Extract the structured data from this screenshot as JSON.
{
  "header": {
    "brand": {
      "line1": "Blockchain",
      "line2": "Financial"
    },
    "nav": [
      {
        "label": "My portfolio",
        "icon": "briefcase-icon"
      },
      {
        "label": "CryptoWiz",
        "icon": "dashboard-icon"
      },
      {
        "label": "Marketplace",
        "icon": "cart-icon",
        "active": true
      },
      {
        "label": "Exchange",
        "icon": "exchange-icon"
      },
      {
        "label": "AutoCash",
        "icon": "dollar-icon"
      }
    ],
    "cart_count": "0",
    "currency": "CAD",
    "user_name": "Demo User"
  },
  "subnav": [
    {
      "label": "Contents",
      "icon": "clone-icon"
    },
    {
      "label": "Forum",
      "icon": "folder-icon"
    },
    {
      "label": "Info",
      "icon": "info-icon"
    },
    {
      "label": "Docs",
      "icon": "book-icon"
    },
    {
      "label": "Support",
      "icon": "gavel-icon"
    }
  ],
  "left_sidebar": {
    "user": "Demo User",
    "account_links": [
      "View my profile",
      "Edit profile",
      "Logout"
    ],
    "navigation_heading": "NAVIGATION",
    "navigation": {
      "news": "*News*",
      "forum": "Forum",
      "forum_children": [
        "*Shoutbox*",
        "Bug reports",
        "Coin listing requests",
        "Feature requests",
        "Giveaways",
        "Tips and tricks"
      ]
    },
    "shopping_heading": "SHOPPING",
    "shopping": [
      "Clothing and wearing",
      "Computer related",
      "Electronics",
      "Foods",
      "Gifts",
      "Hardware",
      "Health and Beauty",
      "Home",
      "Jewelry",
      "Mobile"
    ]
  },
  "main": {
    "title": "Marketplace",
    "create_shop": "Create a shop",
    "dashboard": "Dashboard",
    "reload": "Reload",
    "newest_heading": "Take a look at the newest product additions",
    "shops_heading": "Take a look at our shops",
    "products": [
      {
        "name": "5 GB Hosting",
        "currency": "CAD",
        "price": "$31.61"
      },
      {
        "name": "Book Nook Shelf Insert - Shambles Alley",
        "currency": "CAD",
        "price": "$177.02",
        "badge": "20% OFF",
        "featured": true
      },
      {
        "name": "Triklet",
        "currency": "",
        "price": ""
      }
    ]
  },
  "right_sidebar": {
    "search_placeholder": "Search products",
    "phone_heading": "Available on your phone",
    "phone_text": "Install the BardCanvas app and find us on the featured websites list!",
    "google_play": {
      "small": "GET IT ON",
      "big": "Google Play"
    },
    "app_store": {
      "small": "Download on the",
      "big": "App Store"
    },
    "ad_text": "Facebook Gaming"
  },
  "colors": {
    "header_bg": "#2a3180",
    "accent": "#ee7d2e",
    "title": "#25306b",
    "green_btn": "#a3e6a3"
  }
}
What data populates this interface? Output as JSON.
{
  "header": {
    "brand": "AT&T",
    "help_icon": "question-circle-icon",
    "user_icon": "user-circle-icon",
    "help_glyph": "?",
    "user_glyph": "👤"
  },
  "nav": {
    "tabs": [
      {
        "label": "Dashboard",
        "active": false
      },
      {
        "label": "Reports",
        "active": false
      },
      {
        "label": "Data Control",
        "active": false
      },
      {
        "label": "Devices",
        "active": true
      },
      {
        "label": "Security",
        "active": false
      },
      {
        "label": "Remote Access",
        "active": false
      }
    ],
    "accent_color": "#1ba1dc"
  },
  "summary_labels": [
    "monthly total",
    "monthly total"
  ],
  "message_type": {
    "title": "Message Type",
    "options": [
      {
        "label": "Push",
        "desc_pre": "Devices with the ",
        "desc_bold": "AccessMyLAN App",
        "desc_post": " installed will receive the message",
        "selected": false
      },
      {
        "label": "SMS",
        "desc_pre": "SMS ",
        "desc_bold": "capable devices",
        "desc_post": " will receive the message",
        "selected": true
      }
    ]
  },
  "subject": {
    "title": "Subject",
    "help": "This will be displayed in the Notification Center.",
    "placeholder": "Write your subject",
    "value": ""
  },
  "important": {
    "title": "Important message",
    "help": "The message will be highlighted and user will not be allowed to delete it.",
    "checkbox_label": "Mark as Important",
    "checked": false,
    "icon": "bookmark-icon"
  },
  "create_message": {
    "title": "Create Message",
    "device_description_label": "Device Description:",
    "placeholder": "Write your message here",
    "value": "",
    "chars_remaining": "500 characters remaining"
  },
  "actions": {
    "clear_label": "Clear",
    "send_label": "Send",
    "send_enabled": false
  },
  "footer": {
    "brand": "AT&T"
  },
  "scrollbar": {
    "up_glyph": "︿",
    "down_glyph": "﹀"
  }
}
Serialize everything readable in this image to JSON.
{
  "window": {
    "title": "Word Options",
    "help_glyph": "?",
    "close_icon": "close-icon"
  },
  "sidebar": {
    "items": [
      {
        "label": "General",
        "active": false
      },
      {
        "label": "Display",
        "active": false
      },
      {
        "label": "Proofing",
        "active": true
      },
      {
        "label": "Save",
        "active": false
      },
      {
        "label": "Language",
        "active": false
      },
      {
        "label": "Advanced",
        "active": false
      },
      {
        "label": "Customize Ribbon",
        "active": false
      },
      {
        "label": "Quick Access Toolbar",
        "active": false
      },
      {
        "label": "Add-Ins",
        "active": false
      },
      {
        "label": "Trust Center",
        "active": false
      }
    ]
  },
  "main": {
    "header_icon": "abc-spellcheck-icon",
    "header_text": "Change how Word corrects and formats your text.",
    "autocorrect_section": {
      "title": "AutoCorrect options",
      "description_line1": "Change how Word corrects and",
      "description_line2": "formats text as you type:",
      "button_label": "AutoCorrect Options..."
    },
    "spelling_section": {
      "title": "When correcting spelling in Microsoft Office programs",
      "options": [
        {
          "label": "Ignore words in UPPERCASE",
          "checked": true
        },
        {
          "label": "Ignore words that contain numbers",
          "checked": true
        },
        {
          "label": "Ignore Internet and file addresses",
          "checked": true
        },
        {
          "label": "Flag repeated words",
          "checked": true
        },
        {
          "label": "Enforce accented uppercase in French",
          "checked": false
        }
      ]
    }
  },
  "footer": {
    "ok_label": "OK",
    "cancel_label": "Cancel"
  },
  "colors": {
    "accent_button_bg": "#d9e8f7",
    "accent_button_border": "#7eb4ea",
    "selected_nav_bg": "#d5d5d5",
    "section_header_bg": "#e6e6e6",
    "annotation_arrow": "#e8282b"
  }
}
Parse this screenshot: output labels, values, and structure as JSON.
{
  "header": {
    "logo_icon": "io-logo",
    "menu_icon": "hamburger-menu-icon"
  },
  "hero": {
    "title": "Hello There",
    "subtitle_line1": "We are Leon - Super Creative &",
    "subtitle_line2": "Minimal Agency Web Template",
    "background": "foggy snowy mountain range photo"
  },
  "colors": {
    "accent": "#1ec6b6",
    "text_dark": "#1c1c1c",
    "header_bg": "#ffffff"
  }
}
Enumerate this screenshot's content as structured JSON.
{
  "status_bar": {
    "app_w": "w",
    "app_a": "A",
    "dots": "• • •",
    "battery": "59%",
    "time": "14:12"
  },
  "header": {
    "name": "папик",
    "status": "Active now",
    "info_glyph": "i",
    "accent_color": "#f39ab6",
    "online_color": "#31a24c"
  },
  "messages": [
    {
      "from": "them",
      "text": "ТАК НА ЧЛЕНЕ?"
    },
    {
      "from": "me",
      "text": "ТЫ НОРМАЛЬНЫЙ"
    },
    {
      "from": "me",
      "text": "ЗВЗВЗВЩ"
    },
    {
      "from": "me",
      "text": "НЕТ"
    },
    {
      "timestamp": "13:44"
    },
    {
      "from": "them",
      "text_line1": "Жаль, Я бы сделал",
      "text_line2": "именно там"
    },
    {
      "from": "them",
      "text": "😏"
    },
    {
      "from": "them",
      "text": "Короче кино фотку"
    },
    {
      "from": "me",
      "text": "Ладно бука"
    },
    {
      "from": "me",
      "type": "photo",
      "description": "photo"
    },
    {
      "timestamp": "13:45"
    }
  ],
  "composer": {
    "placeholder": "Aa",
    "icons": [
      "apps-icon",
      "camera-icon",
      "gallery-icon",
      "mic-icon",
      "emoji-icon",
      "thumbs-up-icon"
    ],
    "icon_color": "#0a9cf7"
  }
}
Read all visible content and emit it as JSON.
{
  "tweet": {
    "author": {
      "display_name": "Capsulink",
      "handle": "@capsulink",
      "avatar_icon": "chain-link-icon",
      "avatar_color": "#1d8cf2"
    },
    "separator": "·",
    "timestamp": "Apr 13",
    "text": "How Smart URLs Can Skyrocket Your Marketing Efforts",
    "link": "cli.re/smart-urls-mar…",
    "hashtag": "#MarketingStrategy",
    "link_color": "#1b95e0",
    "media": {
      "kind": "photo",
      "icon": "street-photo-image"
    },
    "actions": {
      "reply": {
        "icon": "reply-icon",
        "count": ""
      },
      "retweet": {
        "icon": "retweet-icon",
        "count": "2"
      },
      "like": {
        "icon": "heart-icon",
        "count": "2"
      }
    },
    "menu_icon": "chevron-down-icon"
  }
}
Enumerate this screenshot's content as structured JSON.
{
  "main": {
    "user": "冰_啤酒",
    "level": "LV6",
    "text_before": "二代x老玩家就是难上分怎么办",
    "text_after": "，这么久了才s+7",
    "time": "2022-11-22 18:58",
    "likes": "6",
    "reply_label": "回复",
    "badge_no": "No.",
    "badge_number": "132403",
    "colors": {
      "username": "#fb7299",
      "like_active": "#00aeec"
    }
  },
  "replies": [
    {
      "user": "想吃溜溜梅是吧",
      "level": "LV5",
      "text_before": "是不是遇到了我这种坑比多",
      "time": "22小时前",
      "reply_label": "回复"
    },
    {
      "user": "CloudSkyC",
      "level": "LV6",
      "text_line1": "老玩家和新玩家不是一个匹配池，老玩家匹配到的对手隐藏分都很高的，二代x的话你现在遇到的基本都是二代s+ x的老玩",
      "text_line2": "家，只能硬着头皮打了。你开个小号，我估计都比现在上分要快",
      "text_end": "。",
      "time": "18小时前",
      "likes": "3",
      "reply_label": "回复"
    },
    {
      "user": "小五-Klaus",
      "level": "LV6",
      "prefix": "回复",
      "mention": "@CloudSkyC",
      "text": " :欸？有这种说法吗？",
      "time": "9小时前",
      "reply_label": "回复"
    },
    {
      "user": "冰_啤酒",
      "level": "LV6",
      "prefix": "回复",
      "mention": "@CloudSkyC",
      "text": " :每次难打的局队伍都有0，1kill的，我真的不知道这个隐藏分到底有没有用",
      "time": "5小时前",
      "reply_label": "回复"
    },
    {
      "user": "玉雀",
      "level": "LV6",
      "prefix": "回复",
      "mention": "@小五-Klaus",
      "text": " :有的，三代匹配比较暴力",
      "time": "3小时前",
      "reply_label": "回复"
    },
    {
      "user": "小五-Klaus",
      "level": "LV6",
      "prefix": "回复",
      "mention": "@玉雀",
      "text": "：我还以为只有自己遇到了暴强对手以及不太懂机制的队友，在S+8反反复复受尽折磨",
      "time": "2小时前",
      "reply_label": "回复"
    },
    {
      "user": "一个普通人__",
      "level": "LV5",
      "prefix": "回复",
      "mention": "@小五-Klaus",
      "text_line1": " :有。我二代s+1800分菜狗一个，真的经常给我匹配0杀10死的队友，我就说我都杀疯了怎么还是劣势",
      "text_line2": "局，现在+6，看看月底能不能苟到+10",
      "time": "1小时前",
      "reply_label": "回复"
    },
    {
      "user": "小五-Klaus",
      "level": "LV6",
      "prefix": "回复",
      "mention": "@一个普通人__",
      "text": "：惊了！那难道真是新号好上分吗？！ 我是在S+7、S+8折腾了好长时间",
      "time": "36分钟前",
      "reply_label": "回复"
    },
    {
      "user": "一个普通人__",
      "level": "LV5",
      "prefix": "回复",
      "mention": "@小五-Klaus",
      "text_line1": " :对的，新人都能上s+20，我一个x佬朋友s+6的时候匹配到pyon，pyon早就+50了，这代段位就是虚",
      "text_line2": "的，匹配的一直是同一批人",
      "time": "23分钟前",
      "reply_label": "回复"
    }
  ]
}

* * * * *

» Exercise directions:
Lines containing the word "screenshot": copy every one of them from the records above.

» Finished exercise:
Extract the structured data from this screenshot as JSON.
Parse this screenshot: output labels, values, and structure as JSON.
Enumerate this screenshot's content as structured JSON.
Enumerate this screenshot's content as structured JSON.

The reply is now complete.